Summertime Berries is fruit picking time in the Pacific northwest. Fresh juicy ripe edible berries! Yum, yum, yum! We recently enjoyed a big pan of blackberry cobbler from these ripe berries we picked. And you can too. Foraging for wild edible berries is great fun. A rewarding outdoor activity for friends and family. Listed in this post are many of the most common and delicious edible berries to forage for.
Summertime Berries of the Northwest
Blackberries are a good berry to start with. Identifying Himalayan Blackberries is easy with a little research. And picking is straightforward and simple. And the best part, beside eating the delicious berries. Is you don't need much gear to do it.

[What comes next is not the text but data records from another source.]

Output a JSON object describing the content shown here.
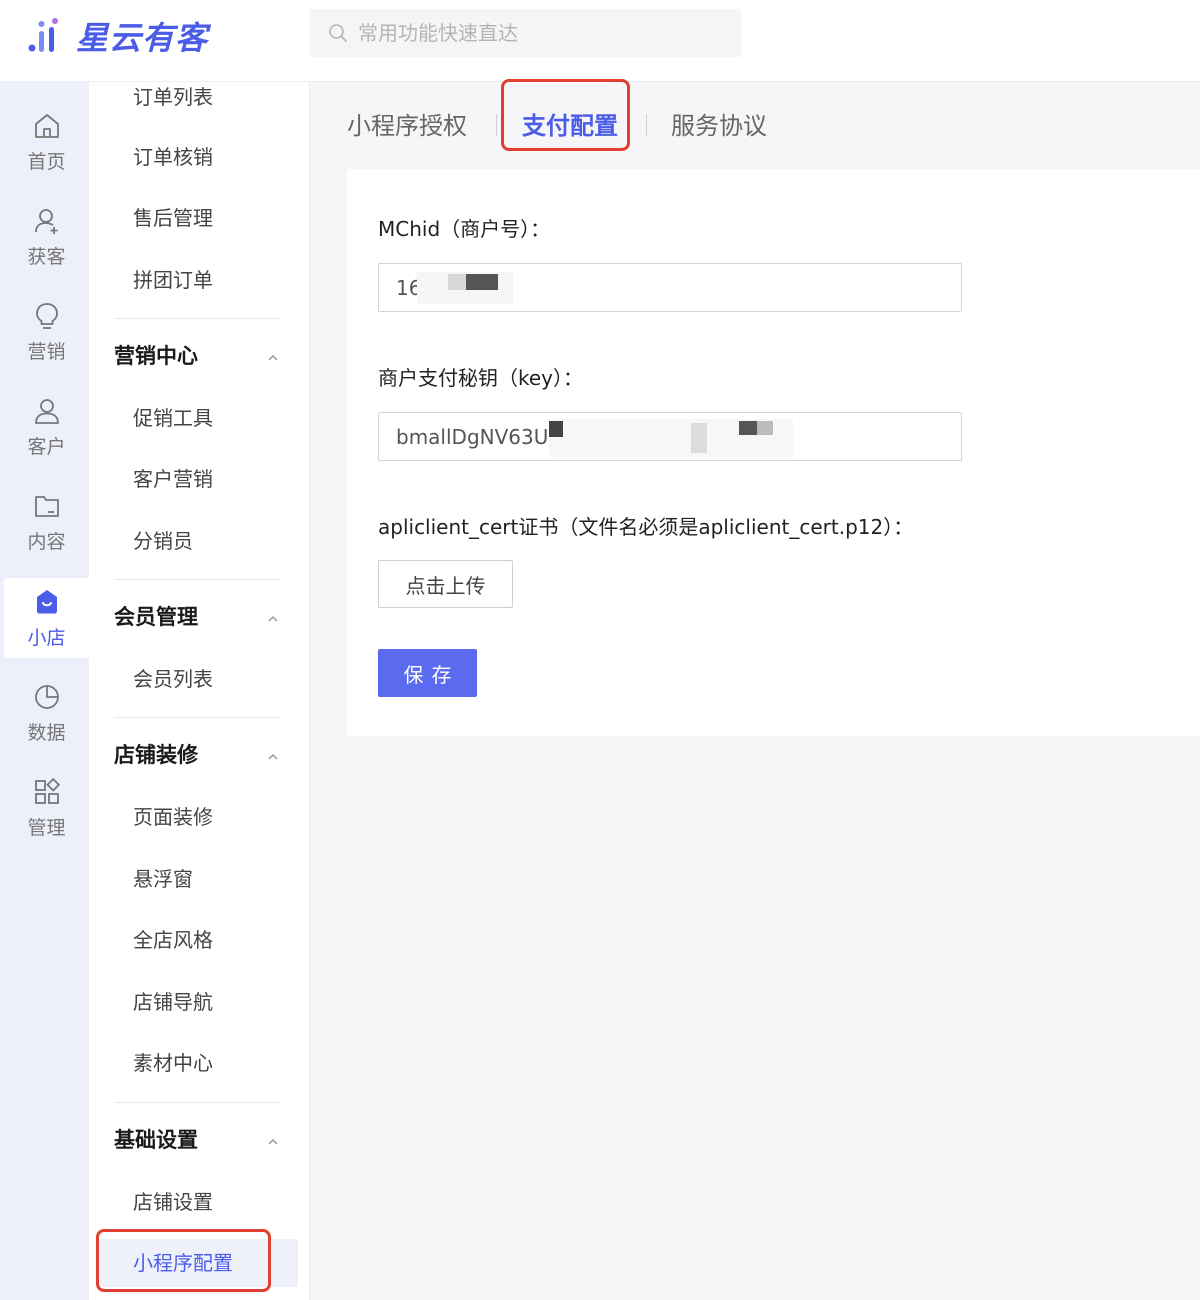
{
  "brand": {
    "name": "星云有客",
    "accent": "#4b5de8"
  },
  "search": {
    "placeholder": "常用功能快速直达",
    "icon": "search-icon"
  },
  "rail": {
    "items": [
      {
        "label": "首页",
        "icon": "home-icon"
      },
      {
        "label": "获客",
        "icon": "user-add-icon"
      },
      {
        "label": "营销",
        "icon": "bulb-icon"
      },
      {
        "label": "客户",
        "icon": "user-icon"
      },
      {
        "label": "内容",
        "icon": "folder-icon"
      },
      {
        "label": "小店",
        "icon": "shop-icon",
        "active": true
      },
      {
        "label": "数据",
        "icon": "pie-chart-icon"
      },
      {
        "label": "管理",
        "icon": "apps-icon"
      }
    ]
  },
  "submenu": {
    "top_items": [
      "订单列表",
      "订单核销",
      "售后管理",
      "拼团订单"
    ],
    "groups": [
      {
        "title": "营销中心",
        "items": [
          "促销工具",
          "客户营销",
          "分销员"
        ]
      },
      {
        "title": "会员管理",
        "items": [
          "会员列表"
        ]
      },
      {
        "title": "店铺装修",
        "items": [
          "页面装修",
          "悬浮窗",
          "全店风格",
          "店铺导航",
          "素材中心"
        ]
      },
      {
        "title": "基础设置",
        "items": [
          "店铺设置",
          "小程序配置"
        ]
      }
    ],
    "active_item": "小程序配置"
  },
  "tabs": [
    {
      "label": "小程序授权"
    },
    {
      "label": "支付配置",
      "active": true
    },
    {
      "label": "服务协议"
    }
  ],
  "form": {
    "mchid_label": "MChid（商户号）：",
    "mchid_value": "16",
    "key_label": "商户支付秘钥（key）：",
    "key_value": "bmallDgNV63U",
    "cert_label": "apliclient_cert证书（文件名必须是apliclient_cert.p12）：",
    "upload_label": "点击上传",
    "save_label": "保存"
  },
  "colors": {
    "highlight_box": "#e0402f",
    "primary_button": "#5b6bef"
  }
}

Here is my recommended summertime berry picking gear list.
- 1-gallon bucket with a handle for each berry picker
- wide brim sun hat. To keep the head, ears, and back of neck from getting sunburned
- long sleeved shirts. To keep the arms and upper body from getting scratched by thorns
- pants or trousers that cover down to the ankle. To keep the legs from getting scratched from the thorny berry vines
- sturdy shoes
- garden snips are helpful for snipping the large vines of the blackberry plants
- a hooked staff or walking stick for pulling vines withing reach and pushing vines out of your way.
Eating the freshly picked Blackberry
One of our favorite things to do with our fresh picked blackberries. Is to make homemade Blackberry cobbler. And no fooling, it's delicious! How do we best describe hot Blackberry Cobbler right from the oven? Wow! Add a scoop or two of vanilla ice cream on top. And you have a double wow!! Delicious!
How about adding some ripe and luscious wild blackberries to your Sourdough pancakes? We do, and it's a hit with the whole family.
Berries from the Elder shrub are edible but must be cooked first before eating. Here are some tips on the best way to pick elderberries and prepare them for use. We make a delicious syrup every fall from the ripe elderberries both sweet and savory.
The native Evergreen Huckleberry produces a much smaller berry than does the blackberry plant. Ripening middle to late August. Huckleberries are an important food for Black Bears in Oregon. Bears eat and depend on all berries for food. But especially the Evergreen Huckleberry to put on fat for winter.
Huckleberries can be eaten fresh, added to pancakes, smoothies, or eaten right off the shrub. Traditionally, these smaller fruit were crushed flat and dried for later use.
Thimbleberries begin to bloom in late April on the Oregon coast. Reddish in color and have the shape of an upside-down tiny bowl when still on the shrub. Thimbleberry is delicious and one of my favorite berries to eat as a trail snack.
The Salal, another northwest berry, is ripening fast. It is incredibly high in flavonoids. The Salal, historically, was used for strengthening capillaries-mucus membrane fragility. If you are susceptible to nose bleeds, eating these robust berries can be helpful. A terrific survival food, and when dried. The Salal berries can be stored to eat during the winter months.
Berries and Bears
If you're collecting berries in Grizzly Bear country - Wyoming, Montana, Idaho, Alaska, etc., be aware and be careful!
Make lots of noise when picking those rich and luscious wild fruit. One exceptionally large neighbor, the bear, is putting on fat for his long winter nap, and can be extremely focused and grumpy when eating. He may not notice you have sidled up next to him with your berry basket.
Berry Pickin Bears
If you happen to run into a Bear while out picking wild edible berries, and he takes your basket from you. My advice is to not argue.
In addition, bears don’t appreciate any negative comments regarding their delicate odor. I recommend to just tip your hat politely, and slowly, carefully back away from the bear, refrain from any rude gesturing and find another berry patch…far, far, away.
Berries and the Blackberry Boogie
A great song to warm up too before picking blackberries. Blackberry Boogie by Tennessee Ernie Ford
What else is there to say about berries, but, Happy picking!